More AMD G3MX Details Emerge
A few weeks ago, news broke of an upcoming AMD technology co-developed with a couple of their IC partners dubbed G3MX, or the Socket G3 Memory eXtension. In essence, G3MX is designed to be AMD’s answer to the current FB-DIMM (Fully Buffered) memory used on Intel’s high-end server and workstation platforms. While DDR2 FB-DIMMs, that are outfitted with an AMB (Advanced Memory Buffer), offer a number of key benefits, including a serial point-to-point memory interface, improved reliability, scalability, signal integrity, increased bandwidth in some configurations, and higher capacity per memory channel, these benefits come at the cost of power consumption.
Due to the fact that each FB-DIMM has an on-board AMB, and the AMB chip is relatively power hungry, as you load up a system with more and more FB-DIMMs, power consumption can increase dramatically.
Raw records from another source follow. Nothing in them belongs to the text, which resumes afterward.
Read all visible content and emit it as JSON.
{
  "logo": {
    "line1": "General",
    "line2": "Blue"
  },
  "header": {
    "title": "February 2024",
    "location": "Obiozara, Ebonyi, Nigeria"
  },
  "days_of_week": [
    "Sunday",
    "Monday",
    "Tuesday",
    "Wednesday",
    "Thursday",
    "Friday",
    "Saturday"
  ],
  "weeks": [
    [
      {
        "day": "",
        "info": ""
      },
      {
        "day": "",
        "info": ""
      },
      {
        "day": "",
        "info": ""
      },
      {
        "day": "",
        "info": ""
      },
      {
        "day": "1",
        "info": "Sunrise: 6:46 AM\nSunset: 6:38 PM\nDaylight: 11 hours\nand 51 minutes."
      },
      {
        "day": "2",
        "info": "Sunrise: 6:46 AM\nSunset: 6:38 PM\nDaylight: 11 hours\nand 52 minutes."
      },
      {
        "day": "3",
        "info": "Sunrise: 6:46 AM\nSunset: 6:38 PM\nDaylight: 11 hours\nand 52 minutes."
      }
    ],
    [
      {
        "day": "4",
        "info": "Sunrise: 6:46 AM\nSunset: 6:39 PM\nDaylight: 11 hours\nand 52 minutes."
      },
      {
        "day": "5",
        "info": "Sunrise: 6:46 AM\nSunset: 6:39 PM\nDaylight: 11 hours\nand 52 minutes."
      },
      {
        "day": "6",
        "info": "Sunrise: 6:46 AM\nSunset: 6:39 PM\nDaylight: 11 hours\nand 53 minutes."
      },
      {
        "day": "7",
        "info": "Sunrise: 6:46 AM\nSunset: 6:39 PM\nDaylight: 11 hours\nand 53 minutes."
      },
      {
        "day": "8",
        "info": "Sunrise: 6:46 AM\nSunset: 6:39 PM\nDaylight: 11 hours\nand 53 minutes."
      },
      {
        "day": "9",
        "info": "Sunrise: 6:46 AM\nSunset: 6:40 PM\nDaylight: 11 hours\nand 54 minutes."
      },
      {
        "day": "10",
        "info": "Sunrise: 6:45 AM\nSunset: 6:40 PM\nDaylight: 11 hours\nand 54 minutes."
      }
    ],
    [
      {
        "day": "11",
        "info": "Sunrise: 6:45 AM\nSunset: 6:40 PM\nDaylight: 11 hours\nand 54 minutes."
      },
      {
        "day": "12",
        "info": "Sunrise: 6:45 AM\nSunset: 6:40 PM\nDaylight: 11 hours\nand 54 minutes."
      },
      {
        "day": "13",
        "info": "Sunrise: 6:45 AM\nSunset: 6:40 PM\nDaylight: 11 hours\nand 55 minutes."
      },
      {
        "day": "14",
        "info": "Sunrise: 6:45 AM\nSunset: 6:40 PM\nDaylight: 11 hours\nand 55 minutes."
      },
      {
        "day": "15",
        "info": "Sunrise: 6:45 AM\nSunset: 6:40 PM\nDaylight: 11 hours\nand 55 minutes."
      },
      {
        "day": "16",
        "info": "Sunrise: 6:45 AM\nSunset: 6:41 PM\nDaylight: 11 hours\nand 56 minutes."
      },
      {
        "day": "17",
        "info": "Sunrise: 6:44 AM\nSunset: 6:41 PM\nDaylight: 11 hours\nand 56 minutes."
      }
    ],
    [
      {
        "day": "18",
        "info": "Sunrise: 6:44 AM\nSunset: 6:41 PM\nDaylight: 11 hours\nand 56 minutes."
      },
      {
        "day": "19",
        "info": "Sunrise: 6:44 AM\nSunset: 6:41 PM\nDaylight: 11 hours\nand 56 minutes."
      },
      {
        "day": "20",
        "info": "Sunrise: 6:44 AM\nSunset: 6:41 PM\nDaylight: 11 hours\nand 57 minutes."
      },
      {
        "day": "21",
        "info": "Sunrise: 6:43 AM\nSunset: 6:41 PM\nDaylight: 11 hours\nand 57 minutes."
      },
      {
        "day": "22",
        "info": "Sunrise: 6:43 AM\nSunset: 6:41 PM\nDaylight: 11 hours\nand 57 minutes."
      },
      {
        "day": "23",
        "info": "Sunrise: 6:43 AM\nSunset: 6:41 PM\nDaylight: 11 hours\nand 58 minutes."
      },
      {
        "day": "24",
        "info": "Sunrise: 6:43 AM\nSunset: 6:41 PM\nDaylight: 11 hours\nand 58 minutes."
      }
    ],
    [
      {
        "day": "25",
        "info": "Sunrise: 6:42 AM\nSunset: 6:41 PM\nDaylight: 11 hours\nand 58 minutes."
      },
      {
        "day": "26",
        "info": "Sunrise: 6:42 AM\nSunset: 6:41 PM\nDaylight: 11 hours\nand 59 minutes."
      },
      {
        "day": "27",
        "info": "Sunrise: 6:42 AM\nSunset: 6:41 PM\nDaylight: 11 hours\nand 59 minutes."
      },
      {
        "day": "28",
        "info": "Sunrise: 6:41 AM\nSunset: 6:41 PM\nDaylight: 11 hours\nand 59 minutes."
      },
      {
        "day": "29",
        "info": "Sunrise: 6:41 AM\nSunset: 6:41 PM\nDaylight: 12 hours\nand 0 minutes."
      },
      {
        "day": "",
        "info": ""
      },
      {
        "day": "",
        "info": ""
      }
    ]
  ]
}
Because of the more complex nature of the FB-DIMMs themselves, they’re also more expensive than standard registered or un-buffered DIMMs.
While details regarding G3MX are sparse at the moment, the press release from last month gives a few details and somewhat explains the direction AMD is headed with future Opteron platforms. We have, however, unearthed a few more specifics regarding G3MX that we thought you’d be interested in.
The “future Opteron Platform” AMD mentions in their press releases seems to be based on a CPU currently codenamed “Hydra”, as you can see in the image above. The processors will still feature an on-die memory controller, but unlike current platforms it will be geared for DDR3 memory. The processors will interface with one or more G3MX chips, which in turn are connected to the memory ports. G3MX will act as a memory port extender for the memory controller in the CPU socket and provides a serial link to the RAM. Also, the electrical signaling between the memory controller and G3MX is based on HyperTransport 3.0.
The link between the memory controller and each G3MX chip is asymmetrical to allow for predominantly read transactions. We should also note that the CPU G3MX link is 4x the speed of the memory data rate (4:1 ratio [high speed link : DRAM data rate]). And to minimize power consumption, the G3MX chip will feature differential termination and likely be manufactured using an advanced process.
Based on the information we’ve obtained, there will be up to four G3MX channels available to each Hydra CPU, suggesting that Hydra is a native quad-core variant. In all likelihood, Hydra will also be MP capable. G3MX can also interface with both registered and unbuffered DIMMs, which is where another of its benefits lies. Because the G3MX chip will reside on the motherboard (or a daughterboard), systems using the technology can be outfitted with less expensive, standard DIMMs. G3MX will also support higher speeds than current platforms and will likely have official DDR3-1600 support. What G3MX should deliver is a means to relatively inexpensively populate a server or workstation with large amounts of high-speed RAM, without suffering from the signal integrity issues that plague current parallel memory interfaces when they’re heavily loaded.
G3MX chips are scheduled to tape out at the end of this year and sampling is supposed to begin in the first quarter of ’08. If all goes according to plan, full production will begin in the fourth quarter of ’08 and platforms equipped with G3MX should arrive in the 2009 timeframe.
We have also received some information that Intel is headed in a similar direction with their future platforms. We’ve heard that Intel is designing an “AMB2”, which like G3MX, is a “BOB” (buffer on board) type implementation, rather than being resident on DIMM modules. We’re not clear on the timeline for AMB2 and whether it will be a discrete chip or an integral block of a future Intel core logic chipset, but we do know it is coming.